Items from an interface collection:
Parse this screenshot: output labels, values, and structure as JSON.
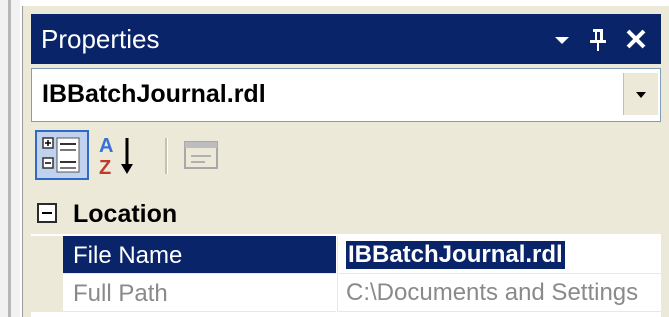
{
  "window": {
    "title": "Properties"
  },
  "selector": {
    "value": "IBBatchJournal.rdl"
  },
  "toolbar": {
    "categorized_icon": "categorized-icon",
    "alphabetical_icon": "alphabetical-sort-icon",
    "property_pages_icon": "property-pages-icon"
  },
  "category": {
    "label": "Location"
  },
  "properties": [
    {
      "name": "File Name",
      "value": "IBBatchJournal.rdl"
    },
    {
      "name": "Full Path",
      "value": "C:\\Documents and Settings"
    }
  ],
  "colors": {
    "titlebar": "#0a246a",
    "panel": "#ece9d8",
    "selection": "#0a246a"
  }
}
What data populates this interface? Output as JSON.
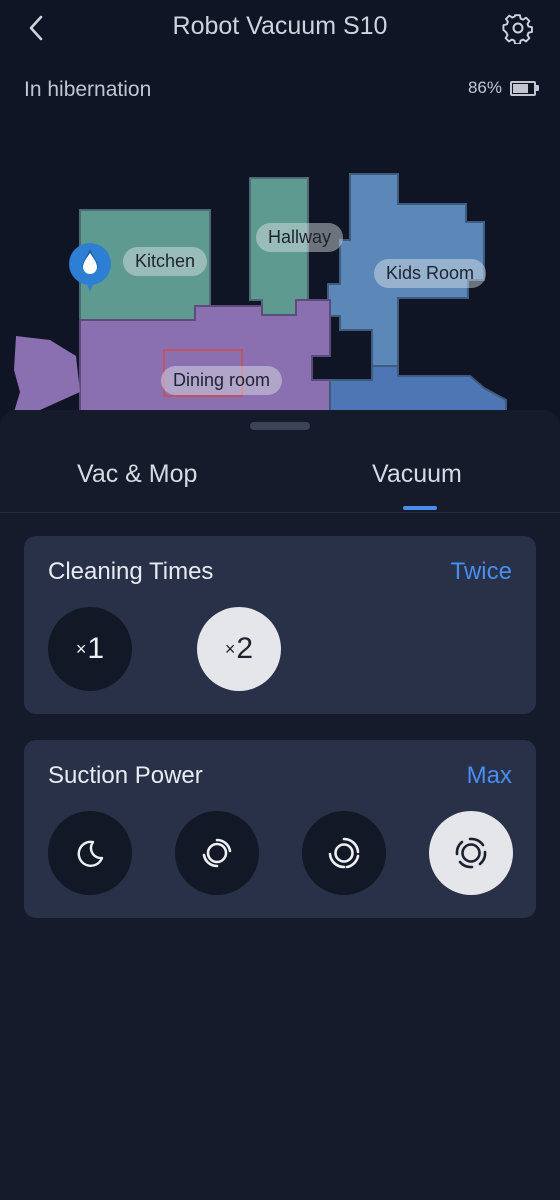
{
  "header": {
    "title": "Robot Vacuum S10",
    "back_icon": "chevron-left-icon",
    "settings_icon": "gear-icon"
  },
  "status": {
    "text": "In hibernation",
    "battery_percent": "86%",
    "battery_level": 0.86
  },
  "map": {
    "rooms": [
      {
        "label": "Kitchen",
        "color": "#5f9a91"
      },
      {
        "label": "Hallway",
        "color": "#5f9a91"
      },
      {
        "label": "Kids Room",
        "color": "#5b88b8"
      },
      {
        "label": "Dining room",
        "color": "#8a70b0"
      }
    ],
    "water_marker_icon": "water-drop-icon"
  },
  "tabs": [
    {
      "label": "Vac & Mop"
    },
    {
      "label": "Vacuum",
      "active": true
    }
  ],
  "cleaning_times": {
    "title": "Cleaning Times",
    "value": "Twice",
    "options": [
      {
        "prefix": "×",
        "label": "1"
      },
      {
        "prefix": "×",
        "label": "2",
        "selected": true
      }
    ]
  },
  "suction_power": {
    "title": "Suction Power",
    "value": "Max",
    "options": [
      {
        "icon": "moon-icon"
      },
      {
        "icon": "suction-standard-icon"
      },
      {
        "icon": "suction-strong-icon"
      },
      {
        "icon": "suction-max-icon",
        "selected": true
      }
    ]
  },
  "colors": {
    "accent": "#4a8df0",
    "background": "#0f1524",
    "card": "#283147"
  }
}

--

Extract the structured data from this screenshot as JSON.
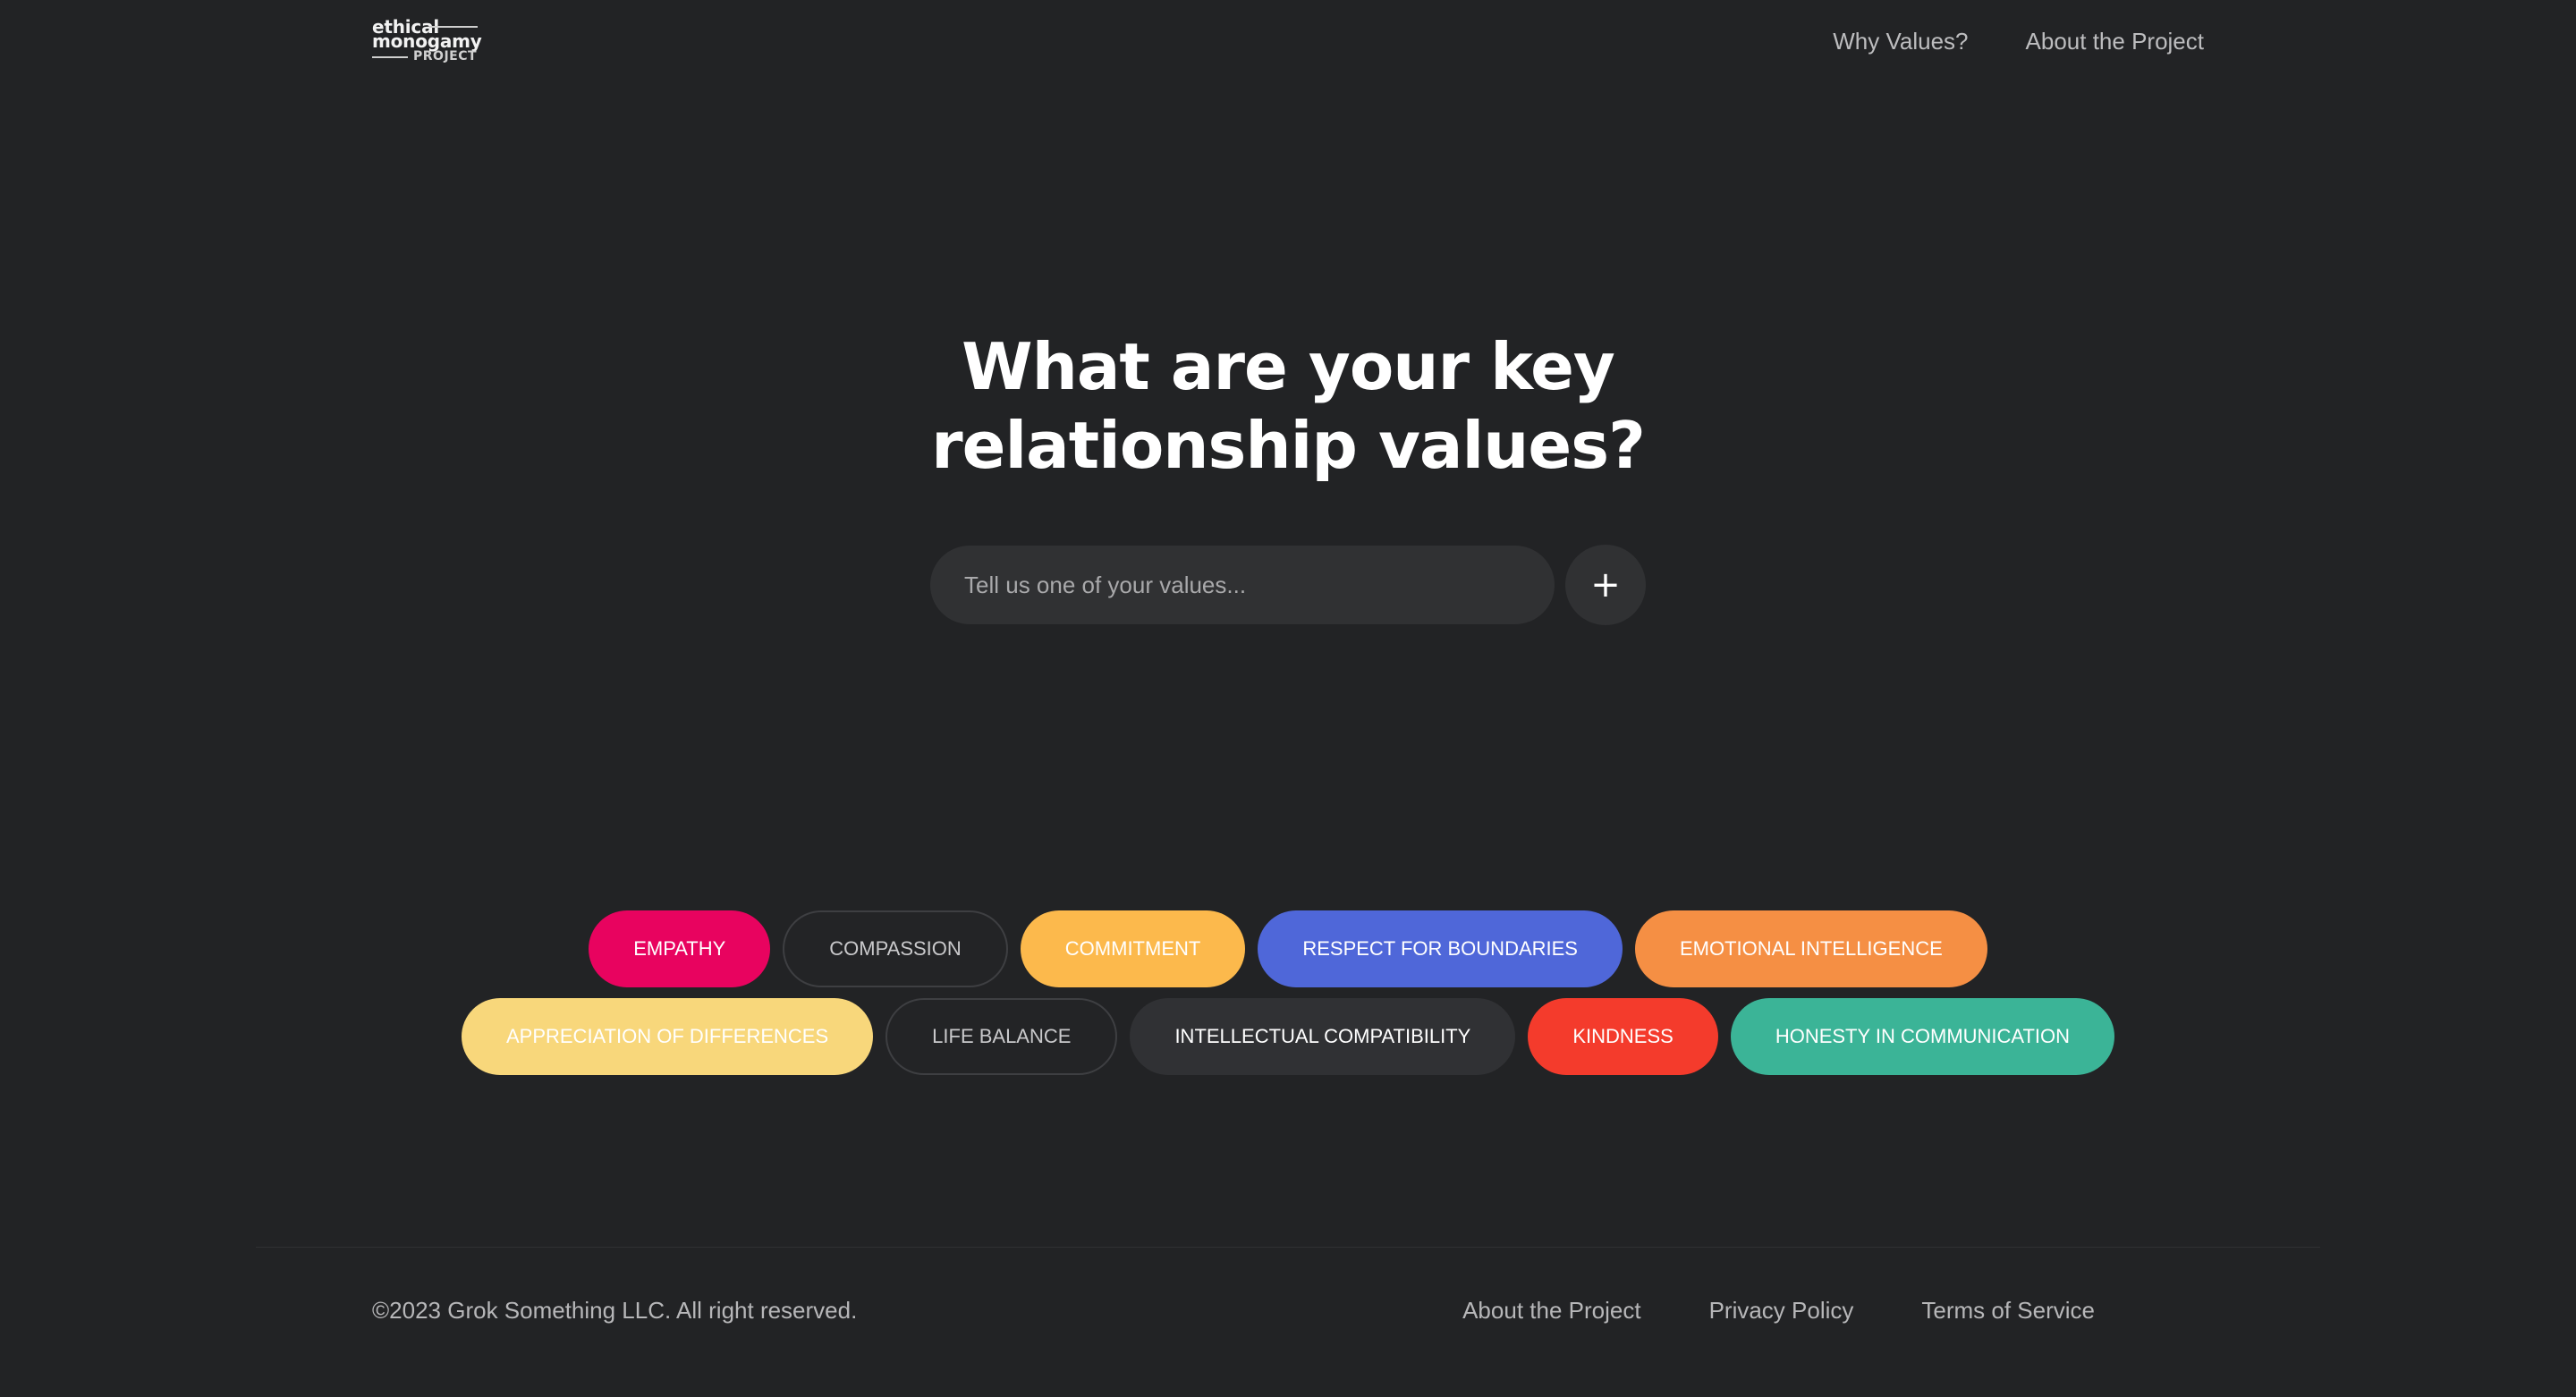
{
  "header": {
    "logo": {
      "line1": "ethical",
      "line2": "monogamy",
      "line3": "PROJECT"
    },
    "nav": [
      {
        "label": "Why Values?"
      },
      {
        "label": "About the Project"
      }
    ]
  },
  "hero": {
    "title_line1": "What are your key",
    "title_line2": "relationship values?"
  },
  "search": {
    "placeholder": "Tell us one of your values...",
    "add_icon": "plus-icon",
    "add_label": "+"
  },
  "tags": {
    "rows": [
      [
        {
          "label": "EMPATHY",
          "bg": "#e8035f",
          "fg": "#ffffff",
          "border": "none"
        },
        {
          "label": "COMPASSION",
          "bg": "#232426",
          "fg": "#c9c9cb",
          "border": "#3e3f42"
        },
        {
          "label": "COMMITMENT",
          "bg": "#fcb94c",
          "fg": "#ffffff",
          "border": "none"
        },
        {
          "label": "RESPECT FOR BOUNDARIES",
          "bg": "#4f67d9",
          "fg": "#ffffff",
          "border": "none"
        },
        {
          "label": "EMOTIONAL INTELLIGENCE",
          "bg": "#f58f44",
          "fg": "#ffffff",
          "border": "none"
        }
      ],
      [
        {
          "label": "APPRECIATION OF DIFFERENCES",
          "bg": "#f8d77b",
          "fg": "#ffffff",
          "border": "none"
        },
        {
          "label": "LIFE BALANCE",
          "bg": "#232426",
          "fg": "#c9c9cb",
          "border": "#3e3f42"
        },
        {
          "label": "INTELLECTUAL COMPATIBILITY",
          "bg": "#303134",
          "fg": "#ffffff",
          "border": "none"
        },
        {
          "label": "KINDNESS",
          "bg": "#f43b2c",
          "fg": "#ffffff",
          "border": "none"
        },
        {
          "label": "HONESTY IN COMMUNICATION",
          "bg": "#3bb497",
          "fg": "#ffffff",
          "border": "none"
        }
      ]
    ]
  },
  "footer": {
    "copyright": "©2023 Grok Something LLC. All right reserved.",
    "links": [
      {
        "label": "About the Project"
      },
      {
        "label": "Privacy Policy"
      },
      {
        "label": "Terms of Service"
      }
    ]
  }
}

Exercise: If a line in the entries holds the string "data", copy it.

Written solution:
What data populates this interface? Output as JSON.
Extract the structured data from this screenshot as JSON.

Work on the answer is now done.